• **Exercise directions**
The answer must be an exact copy of the records below, with every picture left out.

• **Supplied material**
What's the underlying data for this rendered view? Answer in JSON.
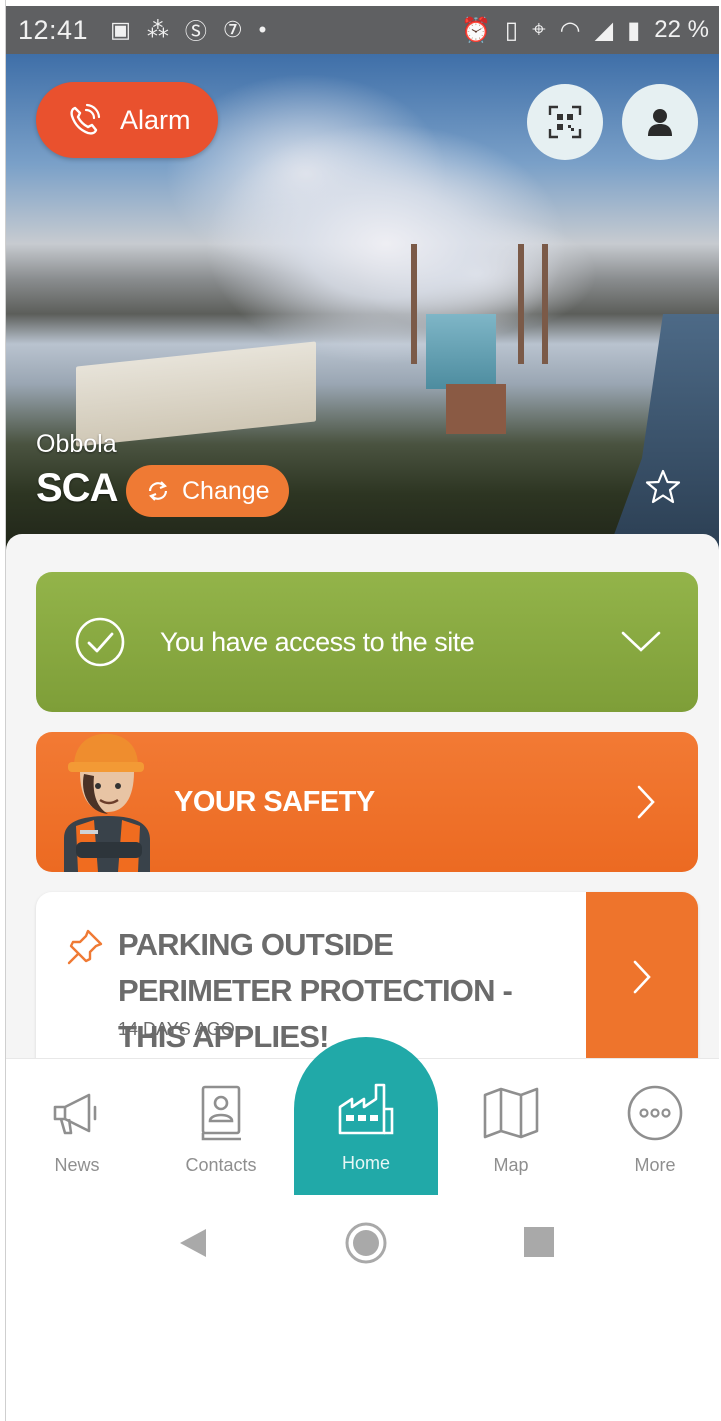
{
  "status_bar": {
    "time": "12:41",
    "left_icons": [
      "news-icon",
      "grid-icon",
      "s-icon",
      "7"
    ],
    "dot": "•",
    "battery": "22 %"
  },
  "hero": {
    "alarm_label": "Alarm",
    "site_name": "Obbola",
    "company": "SCA",
    "change_label": "Change"
  },
  "access": {
    "label": "You have access to the site"
  },
  "safety": {
    "label": "YOUR SAFETY"
  },
  "news": {
    "title": "PARKING OUTSIDE PERIMETER PROTECTION - THIS APPLIES!",
    "date": "14 DAYS AGO"
  },
  "tabs": [
    {
      "label": "News",
      "icon": "megaphone-icon"
    },
    {
      "label": "Contacts",
      "icon": "contact-book-icon"
    },
    {
      "label": "Home",
      "icon": "factory-icon"
    },
    {
      "label": "Map",
      "icon": "map-icon"
    },
    {
      "label": "More",
      "icon": "more-icon"
    }
  ],
  "colors": {
    "alarm": "#e9512e",
    "access_green": "#8aab40",
    "safety_orange": "#ef7130",
    "home_teal": "#21a9a8"
  }
}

• **Output**
What's the underlying data for this rendered view? Answer in JSON.
{
  "status_bar": {
    "time": "12:41",
    "left_icons": [
      "news-icon",
      "grid-icon",
      "s-icon",
      "7"
    ],
    "dot": "•",
    "battery": "22 %"
  },
  "hero": {
    "alarm_label": "Alarm",
    "site_name": "Obbola",
    "company": "SCA",
    "change_label": "Change"
  },
  "access": {
    "label": "You have access to the site"
  },
  "safety": {
    "label": "YOUR SAFETY"
  },
  "news": {
    "title": "PARKING OUTSIDE PERIMETER PROTECTION - THIS APPLIES!",
    "date": "14 DAYS AGO"
  },
  "tabs": [
    {
      "label": "News",
      "icon": "megaphone-icon"
    },
    {
      "label": "Contacts",
      "icon": "contact-book-icon"
    },
    {
      "label": "Home",
      "icon": "factory-icon"
    },
    {
      "label": "Map",
      "icon": "map-icon"
    },
    {
      "label": "More",
      "icon": "more-icon"
    }
  ],
  "colors": {
    "alarm": "#e9512e",
    "access_green": "#8aab40",
    "safety_orange": "#ef7130",
    "home_teal": "#21a9a8"
  }
}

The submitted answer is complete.